# Goal of the exercise:
Your response should contain every record below, copied exactly.

# Data about app and page elements:
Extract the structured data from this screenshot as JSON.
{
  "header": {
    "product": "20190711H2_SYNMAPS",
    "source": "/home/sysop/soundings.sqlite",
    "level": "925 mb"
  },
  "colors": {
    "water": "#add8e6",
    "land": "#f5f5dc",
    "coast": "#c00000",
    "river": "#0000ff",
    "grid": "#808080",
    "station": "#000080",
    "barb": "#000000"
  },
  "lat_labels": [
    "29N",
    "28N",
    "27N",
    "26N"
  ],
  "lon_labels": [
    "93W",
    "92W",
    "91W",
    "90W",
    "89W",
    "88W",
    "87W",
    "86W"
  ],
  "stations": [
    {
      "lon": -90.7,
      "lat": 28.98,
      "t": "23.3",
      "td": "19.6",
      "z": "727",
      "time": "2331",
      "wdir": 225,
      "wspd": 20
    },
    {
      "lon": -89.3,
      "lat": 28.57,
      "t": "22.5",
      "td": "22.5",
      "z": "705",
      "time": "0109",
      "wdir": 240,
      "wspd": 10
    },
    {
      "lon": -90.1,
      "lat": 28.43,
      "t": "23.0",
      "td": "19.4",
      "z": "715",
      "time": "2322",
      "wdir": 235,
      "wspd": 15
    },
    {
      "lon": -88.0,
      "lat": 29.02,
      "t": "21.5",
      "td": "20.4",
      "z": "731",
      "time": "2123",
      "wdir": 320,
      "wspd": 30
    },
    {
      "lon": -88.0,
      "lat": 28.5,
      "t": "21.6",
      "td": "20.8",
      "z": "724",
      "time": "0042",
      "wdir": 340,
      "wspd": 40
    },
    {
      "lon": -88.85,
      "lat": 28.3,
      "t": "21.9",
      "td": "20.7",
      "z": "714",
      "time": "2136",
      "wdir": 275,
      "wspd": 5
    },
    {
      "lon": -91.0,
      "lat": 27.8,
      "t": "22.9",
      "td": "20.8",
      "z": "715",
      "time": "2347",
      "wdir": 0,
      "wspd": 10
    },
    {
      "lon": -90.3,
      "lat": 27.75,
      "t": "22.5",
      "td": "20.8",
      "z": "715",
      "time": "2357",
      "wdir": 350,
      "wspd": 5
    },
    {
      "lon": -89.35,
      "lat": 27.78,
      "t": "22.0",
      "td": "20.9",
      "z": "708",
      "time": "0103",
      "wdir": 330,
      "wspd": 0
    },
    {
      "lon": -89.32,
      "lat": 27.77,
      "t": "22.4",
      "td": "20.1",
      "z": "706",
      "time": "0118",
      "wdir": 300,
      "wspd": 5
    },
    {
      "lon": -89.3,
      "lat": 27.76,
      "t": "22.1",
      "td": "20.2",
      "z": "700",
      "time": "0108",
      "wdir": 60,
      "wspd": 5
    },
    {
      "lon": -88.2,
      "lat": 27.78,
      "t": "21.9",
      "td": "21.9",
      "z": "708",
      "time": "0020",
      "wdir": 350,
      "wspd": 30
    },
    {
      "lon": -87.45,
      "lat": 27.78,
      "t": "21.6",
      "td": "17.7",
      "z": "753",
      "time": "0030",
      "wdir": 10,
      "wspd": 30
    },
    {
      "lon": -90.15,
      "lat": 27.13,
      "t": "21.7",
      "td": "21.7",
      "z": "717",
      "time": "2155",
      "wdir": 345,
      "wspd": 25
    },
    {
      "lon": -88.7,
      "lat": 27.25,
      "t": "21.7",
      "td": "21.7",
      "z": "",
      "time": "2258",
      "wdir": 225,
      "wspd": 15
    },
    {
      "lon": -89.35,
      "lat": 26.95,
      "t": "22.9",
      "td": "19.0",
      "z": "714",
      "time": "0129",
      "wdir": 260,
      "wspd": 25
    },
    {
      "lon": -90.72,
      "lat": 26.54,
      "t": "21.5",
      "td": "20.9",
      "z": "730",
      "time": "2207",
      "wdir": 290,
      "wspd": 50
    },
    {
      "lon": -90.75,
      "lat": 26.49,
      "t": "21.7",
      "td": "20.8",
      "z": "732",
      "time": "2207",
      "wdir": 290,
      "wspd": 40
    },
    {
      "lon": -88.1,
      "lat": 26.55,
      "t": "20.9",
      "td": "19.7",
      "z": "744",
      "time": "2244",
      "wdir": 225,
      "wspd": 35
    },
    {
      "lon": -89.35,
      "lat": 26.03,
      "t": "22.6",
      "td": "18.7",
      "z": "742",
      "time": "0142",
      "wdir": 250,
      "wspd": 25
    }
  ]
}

# Task response:
Extract the structured data from this screenshot as JSON.
{
  "header": {
    "product": "20190711H2_SYNMAPS",
    "source": "/home/sysop/soundings.sqlite",
    "level": "925 mb"
  },
  "colors": {
    "water": "#add8e6",
    "land": "#f5f5dc",
    "coast": "#c00000",
    "river": "#0000ff",
    "grid": "#808080",
    "station": "#000080",
    "barb": "#000000"
  },
  "lat_labels": [
    "29N",
    "28N",
    "27N",
    "26N"
  ],
  "lon_labels": [
    "93W",
    "92W",
    "91W",
    "90W",
    "89W",
    "88W",
    "87W",
    "86W"
  ],
  "stations": [
    {
      "lon": -90.7,
      "lat": 28.98,
      "t": "23.3",
      "td": "19.6",
      "z": "727",
      "time": "2331",
      "wdir": 225,
      "wspd": 20
    },
    {
      "lon": -89.3,
      "lat": 28.57,
      "t": "22.5",
      "td": "22.5",
      "z": "705",
      "time": "0109",
      "wdir": 240,
      "wspd": 10
    },
    {
      "lon": -90.1,
      "lat": 28.43,
      "t": "23.0",
      "td": "19.4",
      "z": "715",
      "time": "2322",
      "wdir": 235,
      "wspd": 15
    },
    {
      "lon": -88.0,
      "lat": 29.02,
      "t": "21.5",
      "td": "20.4",
      "z": "731",
      "time": "2123",
      "wdir": 320,
      "wspd": 30
    },
    {
      "lon": -88.0,
      "lat": 28.5,
      "t": "21.6",
      "td": "20.8",
      "z": "724",
      "time": "0042",
      "wdir": 340,
      "wspd": 40
    },
    {
      "lon": -88.85,
      "lat": 28.3,
      "t": "21.9",
      "td": "20.7",
      "z": "714",
      "time": "2136",
      "wdir": 275,
      "wspd": 5
    },
    {
      "lon": -91.0,
      "lat": 27.8,
      "t": "22.9",
      "td": "20.8",
      "z": "715",
      "time": "2347",
      "wdir": 0,
      "wspd": 10
    },
    {
      "lon": -90.3,
      "lat": 27.75,
      "t": "22.5",
      "td": "20.8",
      "z": "715",
      "time": "2357",
      "wdir": 350,
      "wspd": 5
    },
    {
      "lon": -89.35,
      "lat": 27.78,
      "t": "22.0",
      "td": "20.9",
      "z": "708",
      "time": "0103",
      "wdir": 330,
      "wspd": 0
    },
    {
      "lon": -89.32,
      "lat": 27.77,
      "t": "22.4",
      "td": "20.1",
      "z": "706",
      "time": "0118",
      "wdir": 300,
      "wspd": 5
    },
    {
      "lon": -89.3,
      "lat": 27.76,
      "t": "22.1",
      "td": "20.2",
      "z": "700",
      "time": "0108",
      "wdir": 60,
      "wspd": 5
    },
    {
      "lon": -88.2,
      "lat": 27.78,
      "t": "21.9",
      "td": "21.9",
      "z": "708",
      "time": "0020",
      "wdir": 350,
      "wspd": 30
    },
    {
      "lon": -87.45,
      "lat": 27.78,
      "t": "21.6",
      "td": "17.7",
      "z": "753",
      "time": "0030",
      "wdir": 10,
      "wspd": 30
    },
    {
      "lon": -90.15,
      "lat": 27.13,
      "t": "21.7",
      "td": "21.7",
      "z": "717",
      "time": "2155",
      "wdir": 345,
      "wspd": 25
    },
    {
      "lon": -88.7,
      "lat": 27.25,
      "t": "21.7",
      "td": "21.7",
      "z": "",
      "time": "2258",
      "wdir": 225,
      "wspd": 15
    },
    {
      "lon": -89.35,
      "lat": 26.95,
      "t": "22.9",
      "td": "19.0",
      "z": "714",
      "time": "0129",
      "wdir": 260,
      "wspd": 25
    },
    {
      "lon": -90.72,
      "lat": 26.54,
      "t": "21.5",
      "td": "20.9",
      "z": "730",
      "time": "2207",
      "wdir": 290,
      "wspd": 50
    },
    {
      "lon": -90.75,
      "lat": 26.49,
      "t": "21.7",
      "td": "20.8",
      "z": "732",
      "time": "2207",
      "wdir": 290,
      "wspd": 40
    },
    {
      "lon": -88.1,
      "lat": 26.55,
      "t": "20.9",
      "td": "19.7",
      "z": "744",
      "time": "2244",
      "wdir": 225,
      "wspd": 35
    },
    {
      "lon": -89.35,
      "lat": 26.03,
      "t": "22.6",
      "td": "18.7",
      "z": "742",
      "time": "0142",
      "wdir": 250,
      "wspd": 25
    }
  ]
}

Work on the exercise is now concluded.